If a hamlet looks bleak, it is hardly surprising: the resources for building these homes, which are the most eco-friendly living unit, are made with what is available at hand, and in Rajasthan, and particularly so in its western desert regions. This can mean precious little. A village that is even a little larger may have pucca houses, or larger living units, usually belonging to the village Zamindar family. Consisting of courtyards, and a large Nora or cattle enclosure, attached to one side or at the entrance, these are made of a mixture of sun-baked clay bricks covered with a plaster of lime.
Decorative facades in such units are limited to creating a texture in the plaster in the facade, or using simple lime colours to create vibrant patterns at the entrance, and outside the kitchen. These homes capture, for many of its residents, the only cosmos they know. For the women, but for visits within the village community, the only social occasions were in the nature of pilgrimages which were usually combined with fairs. But it is when they step out that the stark desert and the village break into a feast of colour: turbans bob past in saffron and red; skirts billow beneath mantles that veil the faces of their women- if they didn't, the jewels that glint on their foreheads and faces would add to the shocking surprise of their magentas and their blues, greens and pinks.

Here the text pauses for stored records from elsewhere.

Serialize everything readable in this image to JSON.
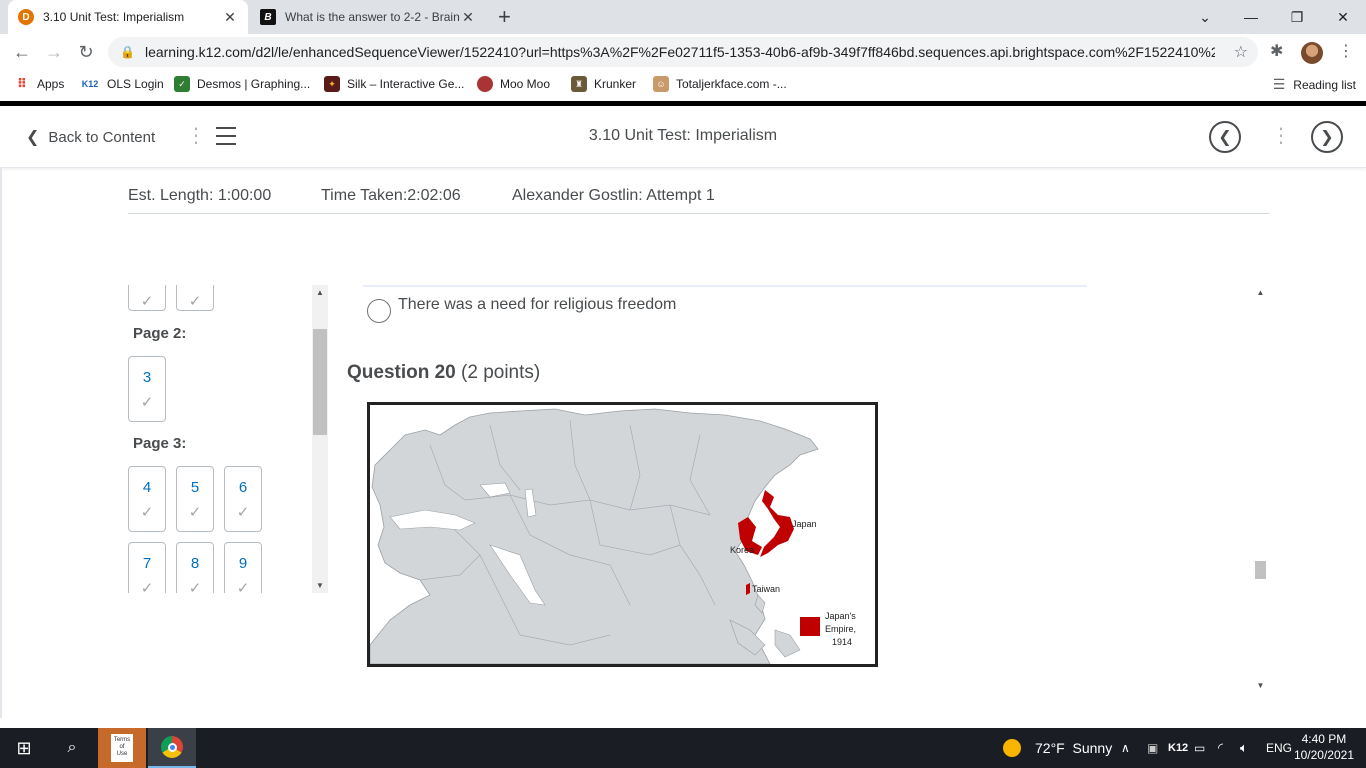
{
  "browser": {
    "tabs": [
      {
        "title": "3.10 Unit Test: Imperialism",
        "active": true,
        "favicon": "brightspace-icon"
      },
      {
        "title": "What is the answer to 2-2 - Brain",
        "active": false,
        "favicon": "brainly-icon"
      }
    ],
    "url": "learning.k12.com/d2l/le/enhancedSequenceViewer/1522410?url=https%3A%2F%2Fe02711f5-1353-40b6-af9b-349f7ff846bd.sequences.api.brightspace.com%2F1522410%2F...",
    "bookmarks": [
      {
        "label": "Apps",
        "icon": "apps-grid-icon"
      },
      {
        "label": "OLS Login",
        "icon": "k12-icon"
      },
      {
        "label": "Desmos | Graphing...",
        "icon": "desmos-icon"
      },
      {
        "label": "Silk – Interactive Ge...",
        "icon": "silk-icon"
      },
      {
        "label": "Moo Moo",
        "icon": "moomoo-icon"
      },
      {
        "label": "Krunker",
        "icon": "krunker-icon"
      },
      {
        "label": "Totaljerkface.com -...",
        "icon": "totaljerkface-icon"
      }
    ],
    "reading_list": "Reading list",
    "k12_badge": "K12"
  },
  "header": {
    "back_label": "Back to Content",
    "title": "3.10 Unit Test: Imperialism"
  },
  "info": {
    "est_length": "Est. Length: 1:00:00",
    "time_taken": "Time Taken:2:02:06",
    "attempt": "Alexander Gostlin: Attempt 1"
  },
  "nav": {
    "page2_label": "Page 2:",
    "page3_label": "Page 3:",
    "questions": [
      "3",
      "4",
      "5",
      "6",
      "7",
      "8",
      "9"
    ],
    "check_glyph": "✓"
  },
  "question": {
    "option_text": "There was a need for religious freedom",
    "number_label": "Question 20",
    "points_label": "(2 points)",
    "map_labels": {
      "japan": "Japan",
      "korea": "Korea",
      "taiwan": "Taiwan",
      "legend_line1": "Japan's",
      "legend_line2": "Empire,",
      "legend_line3": "1914"
    },
    "map_color": "#c00000"
  },
  "taskbar": {
    "terms_line1": "Terms",
    "terms_line2": "of",
    "terms_line3": "Use",
    "weather": "72°F  Sunny",
    "k12": "K12",
    "lang": "ENG",
    "time": "4:40 PM",
    "date": "10/20/2021"
  }
}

A Multi-cultured Settlement
Each village is a multi-community settlement, the various castes creating a structure of dependence based on the nature of their work. While changes are being wrought in this structure, with ceilings on land holdings, and with young seeking employment opportunities in towns distant from their villages, the social fabric has still not been rent.
Rajputs - The dominating Community

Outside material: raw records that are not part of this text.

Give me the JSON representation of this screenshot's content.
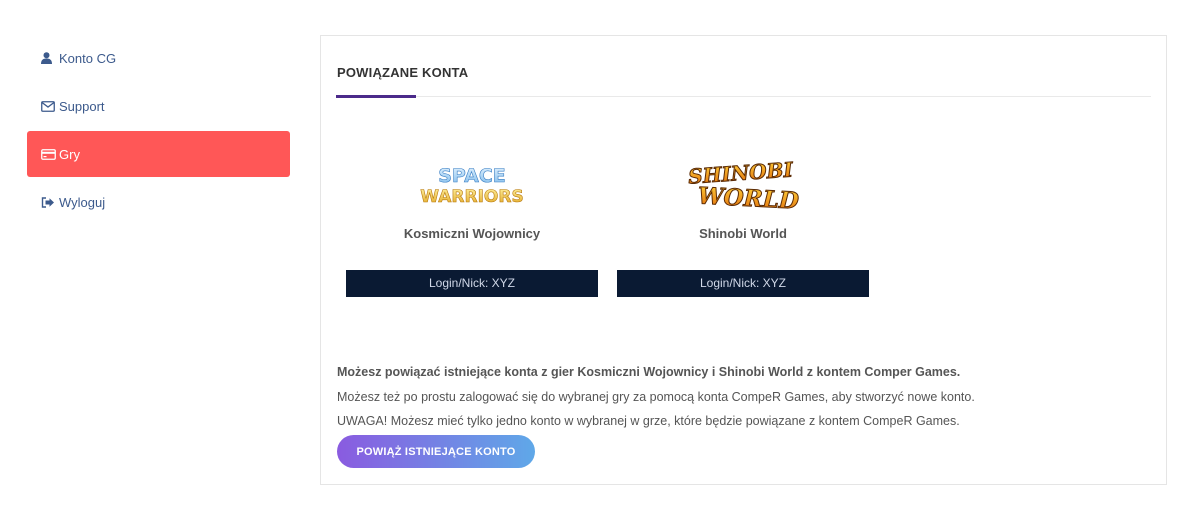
{
  "sidebar": {
    "items": [
      {
        "label": "Konto CG",
        "icon": "user-icon",
        "active": false
      },
      {
        "label": "Support",
        "icon": "envelope-icon",
        "active": false
      },
      {
        "label": "Gry",
        "icon": "credit-card-icon",
        "active": true
      },
      {
        "label": "Wyloguj",
        "icon": "sign-out-icon",
        "active": false
      }
    ]
  },
  "main": {
    "title": "POWIĄZANE KONTA",
    "games": [
      {
        "logo_line1": "SPACE",
        "logo_line2": "WARRIORS",
        "name": "Kosmiczni Wojownicy",
        "login": "Login/Nick: XYZ"
      },
      {
        "logo_line1": "SHINOBI",
        "logo_line2": "WORLD",
        "name": "Shinobi World",
        "login": "Login/Nick: XYZ"
      }
    ],
    "info_bold": "Możesz powiązać istniejące konta z gier Kosmiczni Wojownicy i Shinobi World z kontem Comper Games.",
    "info_line2": "Możesz też po prostu zalogować się do wybranej gry za pomocą konta CompeR Games, aby stworzyć nowe konto.",
    "info_line3": "UWAGA! Możesz mieć tylko jedno konto w wybranej w grze, które będzie powiązane z kontem CompeR Games.",
    "button_label": "POWIĄŻ ISTNIEJĄCE KONTO"
  },
  "colors": {
    "active": "#ff5757",
    "link": "#3c5a8c",
    "accent": "#4b2a8a",
    "login_bar": "#0a1a33"
  }
}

At the head of the village settlement are usually the Rajputs, the warrior race whose kings ruled, till recently, over these lands. The Rajputs served their kings, joining their armies, and raising their cavalries , but an attendant pursuit was as agriculturists. Often, they employed labour to work on their extensive fields, and kept cattle for dairy produce. In fact, the cattle density in Rajasthan is very high, and milk from desert settlements is supplied to the large cities close to the state, including Delhi.

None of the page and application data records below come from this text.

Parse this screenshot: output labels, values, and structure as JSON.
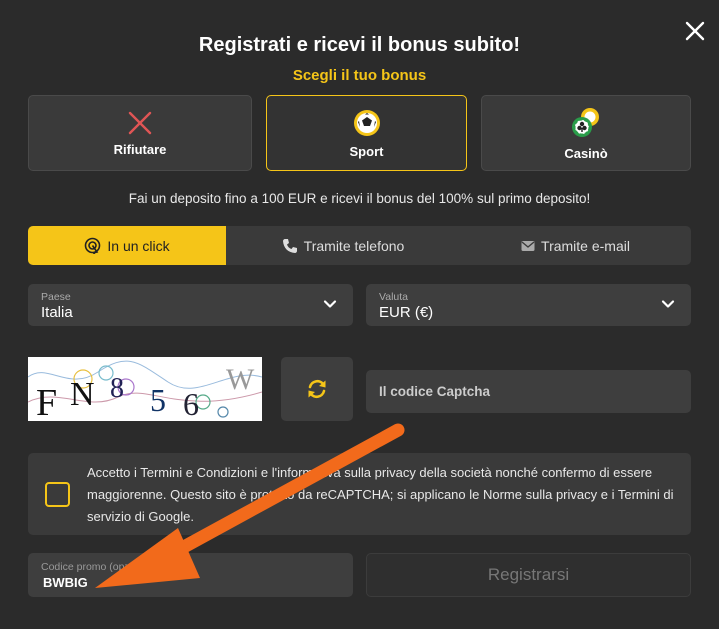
{
  "modal": {
    "title": "Registrati e ricevi il bonus subito!",
    "subtitle": "Scegli il tuo bonus"
  },
  "bonus_options": [
    {
      "label": "Rifiutare",
      "icon": "x-icon",
      "selected": false
    },
    {
      "label": "Sport",
      "icon": "soccer-ball-icon",
      "selected": true
    },
    {
      "label": "Casinò",
      "icon": "casino-chips-icon",
      "selected": false
    }
  ],
  "info_text": "Fai un deposito fino a 100 EUR e ricevi il bonus del 100% sul primo deposito!",
  "tabs": [
    {
      "label": "In un click",
      "icon": "one-click-icon",
      "active": true
    },
    {
      "label": "Tramite telefono",
      "icon": "phone-icon",
      "active": false
    },
    {
      "label": "Tramite e-mail",
      "icon": "envelope-icon",
      "active": false
    }
  ],
  "country": {
    "label": "Paese",
    "value": "Italia"
  },
  "currency": {
    "label": "Valuta",
    "value": "EUR (€)"
  },
  "captcha": {
    "placeholder": "Il codice Captcha",
    "image_text": "FN856W"
  },
  "terms_text": "Accetto i Termini e Condizioni e l'informativa sulla privacy della società nonché confermo di essere maggiorenne. Questo sito è protetto da reCAPTCHA; si applicano le Norme sulla privacy e i Termini di servizio di Google.",
  "promo": {
    "label": "Codice promo (opzionale)",
    "value": "BWBIG"
  },
  "register_label": "Registrarsi",
  "colors": {
    "accent": "#f5c518",
    "background": "#2b2b2b",
    "arrow": "#f26a1b"
  }
}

An intensely religious people, each home in Rajasthan will have a room or at least an alcove where they fold their hands and say their prayers before calendar images of their gods. To seek benevolence from their gods, for in this hostile landscape, it is easy to be superstitious, and they pray to the terrible image of Kali, the wrathful form of Shiva's consort, to protect them from the demons of the elements, and the scrounge of mankind.
The principal meal for the family consists of dinner, when freshly baked bread and porridge is served with a yoghurt curry called karhi, and with vegetables that may consist of dried beans, or, now, increasingly fresh produce that is grown and transported from neighbouring states. For most families, breakfast is a glass full of hot tea gulped down with stale bread, before rushing off to attend to the day's tasks, and lunch is a frugal meal of unleavened bread eaten with a spicy chutney of chillies and garlic.
Temples may be one of the several places in a village where people gather, the others being in front of the shops, or at a tea-shop, or in the village 'square' which is usually an old, leafy peeple tree with a large platform built around it for people to sit on. Wells are also gathering points, with the men bringing their sheep and cattle to drink here in the mornings and evenings, and the women collecting to fill their earthen pots with water that they carry home for use in the kitchen, and for bathing. Since water is so crucial to their survival, wells are often elaborately decorated, and have tall pillars that would indicate their presence for travellers on long journeys through the desert. Songs about wells, and walking long distances with pitchers, form part of the repertoire of music that swells in the state.
Rural villages to visit
Shekhawati circuit is the best place to live in a village community as the privacy is there and the rajputs are known for their loyalty and if any ceremony is there like marriage then it will be same as a big fair the entire village persons involved in that. For any further query or information feel free to contact us.